Nematode Resistant Varieties: The Future of Crop Protection
Elizabeth Davis
Estimated reading time: 4 minutes
  1. The Nematode Threat in Agriculture
  2. Developing Nematode Resistant Varieties
  3. Challenges and Future Directions

Nematode Resistant Varieties: The Future of Crop Protection

Nematodes, often referred to as roundworms, are a diverse animal phylum inhabiting a wide range of environments. Plant-parasitic nematodes are a significant threat to agriculture worldwide, causing extensive damage to crops by feeding on the roots, which results in reduced yields and, in severe cases, the death of the plant. Traditional methods of controlling nematodes have relied heavily on chemical nematicides, crop rotation, and organic amendments. However, these methods are increasingly being supplemented or replaced by the development and use of nematode-resistant crop varieties. This article explores the significance of nematode-resistant varieties as a sustainable and effective approach to managing nematode threats in agriculture.

The Nematode Threat in Agriculture

Nematodes affect a wide range of crops, including vegetables, cereals, and fruit trees, causing global agricultural losses. The root-knot nematode (Meloidogyne spp.) and the cyst nematode (Heterodera and Globodera spp.) are among the most destructive, with the ability to infect almost every type of crop plant. These nematodes invade the root system of plants, causing the formation of galls or cysts that impair nutrient and water uptake and lead to significant yield losses.

The challenge in managing nematode populations lies in their prolific reproductive capabilities and their ability to survive in soil for extended periods without a host. Furthermore, the indiscriminate use of chemical nematicides has led to concerns about environmental safety, human health risks, and the development of nematode resistance to these chemicals. As a result, there is a growing interest in alternative management strategies that are sustainable and environmentally friendly.

Developing Nematode Resistant Varieties

The development of nematode-resistant crop varieties represents a promising and sustainable approach to managing nematode threats. This strategy involves identifying and incorporating nematode resistance genes from wild relatives or other sources into commercial crop varieties. The process typically involves traditional breeding techniques, marker-assisted selection, or genetic engineering.

Resistance to nematodes can be either qualitative or quantitative. Qualitative resistance is typically governed by a single gene and can provide high levels of resistance to specific nematode species or strains. Quantitative resistance, on the other hand, is controlled by multiple genes and usually offers a broader, albeit sometimes lower level of resistance to a wider range of nematode species or strains.

The benefits of developing nematode-resistant varieties are manifold. Firstly, they reduce the need for chemical nematicides, thereby lowering production costs and minimizing environmental and health risks. Secondly, resistant varieties can lead to increased yields and improved crop quality by effectively managing nematode populations. Finally, they contribute to the sustainability of agricultural systems by reducing the reliance on non-renewable inputs and enhancing biodiversity.

Several success stories highlight the potential of nematode-resistant varieties.

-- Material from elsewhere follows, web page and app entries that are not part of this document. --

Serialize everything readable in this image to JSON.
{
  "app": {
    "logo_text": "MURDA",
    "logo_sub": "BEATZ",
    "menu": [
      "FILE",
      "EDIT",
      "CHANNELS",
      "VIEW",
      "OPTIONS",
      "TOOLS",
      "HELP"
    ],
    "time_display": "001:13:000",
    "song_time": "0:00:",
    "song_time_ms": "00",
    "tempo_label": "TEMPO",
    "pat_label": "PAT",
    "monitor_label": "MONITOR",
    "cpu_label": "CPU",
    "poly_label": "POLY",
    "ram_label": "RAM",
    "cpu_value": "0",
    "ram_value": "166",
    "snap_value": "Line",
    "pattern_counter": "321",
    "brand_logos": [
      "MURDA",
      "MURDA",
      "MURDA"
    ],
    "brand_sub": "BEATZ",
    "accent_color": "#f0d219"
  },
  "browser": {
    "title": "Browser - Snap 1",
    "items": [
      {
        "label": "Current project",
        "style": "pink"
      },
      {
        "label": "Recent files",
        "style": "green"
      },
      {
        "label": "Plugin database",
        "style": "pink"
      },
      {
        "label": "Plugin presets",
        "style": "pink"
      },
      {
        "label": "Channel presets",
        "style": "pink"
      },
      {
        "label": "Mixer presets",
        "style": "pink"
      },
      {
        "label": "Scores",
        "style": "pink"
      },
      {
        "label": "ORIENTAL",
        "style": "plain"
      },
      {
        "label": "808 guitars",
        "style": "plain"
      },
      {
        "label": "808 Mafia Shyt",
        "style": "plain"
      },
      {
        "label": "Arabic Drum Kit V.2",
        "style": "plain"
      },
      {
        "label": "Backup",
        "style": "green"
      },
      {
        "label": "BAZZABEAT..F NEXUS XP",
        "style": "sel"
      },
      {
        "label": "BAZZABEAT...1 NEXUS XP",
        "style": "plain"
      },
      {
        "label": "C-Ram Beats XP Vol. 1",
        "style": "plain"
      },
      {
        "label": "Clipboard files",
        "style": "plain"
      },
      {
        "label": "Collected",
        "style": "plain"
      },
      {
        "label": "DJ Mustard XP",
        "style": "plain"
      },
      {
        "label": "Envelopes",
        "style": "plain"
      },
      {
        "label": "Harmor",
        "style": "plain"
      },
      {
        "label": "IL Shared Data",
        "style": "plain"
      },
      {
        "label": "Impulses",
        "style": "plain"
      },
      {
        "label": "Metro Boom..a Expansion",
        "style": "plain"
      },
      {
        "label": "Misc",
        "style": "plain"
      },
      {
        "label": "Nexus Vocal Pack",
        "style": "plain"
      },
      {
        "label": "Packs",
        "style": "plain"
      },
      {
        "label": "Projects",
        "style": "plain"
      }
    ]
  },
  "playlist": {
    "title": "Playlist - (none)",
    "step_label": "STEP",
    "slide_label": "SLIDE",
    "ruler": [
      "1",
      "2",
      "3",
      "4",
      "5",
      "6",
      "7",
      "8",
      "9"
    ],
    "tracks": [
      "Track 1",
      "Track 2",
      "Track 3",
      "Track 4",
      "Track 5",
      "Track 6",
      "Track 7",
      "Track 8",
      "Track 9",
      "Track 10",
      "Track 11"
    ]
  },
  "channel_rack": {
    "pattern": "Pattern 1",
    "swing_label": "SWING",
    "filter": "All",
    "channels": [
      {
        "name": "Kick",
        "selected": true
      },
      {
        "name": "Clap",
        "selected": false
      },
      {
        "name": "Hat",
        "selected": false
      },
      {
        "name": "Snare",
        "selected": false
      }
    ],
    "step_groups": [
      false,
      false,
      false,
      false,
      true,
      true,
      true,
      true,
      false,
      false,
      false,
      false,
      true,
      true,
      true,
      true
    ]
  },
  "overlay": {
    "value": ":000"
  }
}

For example, the development of soybean varieties resistant to the soybean cyst nematode (Heterodera glycines) has led to significant yield improvements and economic benefits for soybean farmers. Similarly, the introduction of tomato varieties resistant to the root-knot nematode (Meloidogyne spp.) has enabled growers to maintain production in infested soils without the need for chemical nematicides.

Challenges and Future Directions

Despite the promising advances in developing nematode-resistant crop varieties, several challenges remain. One of the main challenges is the genetic complexity of resistance, which can make the breeding process lengthy and complex. Additionally, the evolution of nematode populations can lead to the breakdown of resistance, necessitating ongoing research and development efforts to identify new sources of resistance and to develop varieties with durable resistance.

Another challenge is the limited availability of resistant varieties for many crops and the need for these varieties to meet other agronomic and market requirements. This underscores the importance of integrated nematode management strategies that combine resistant varieties with other management practices, such as crop rotation, organic amendments, and biological control.

Looking forward, advances in genomics and biotechnology offer exciting opportunities for accelerating the development of nematode-resistant varieties. Techniques such as gene editing and transgenic approaches can potentially overcome some of the limitations of traditional breeding and provide new strategies for enhancing resistance. Moreover, a deeper understanding of plant-nematode interactions at the molecular level can lead to the identification of novel resistance genes and mechanisms.

In conclusion, nematode-resistant varieties represent a key component of the future of crop protection. By reducing reliance on chemical nematicides and enhancing the sustainability of agricultural practices, these varieties offer a promising path forward in the ongoing battle against nematode pests. Continued research and development, coupled with integrated management strategies, will be essential to realizing the full potential of nematode-resistant crops in agriculture.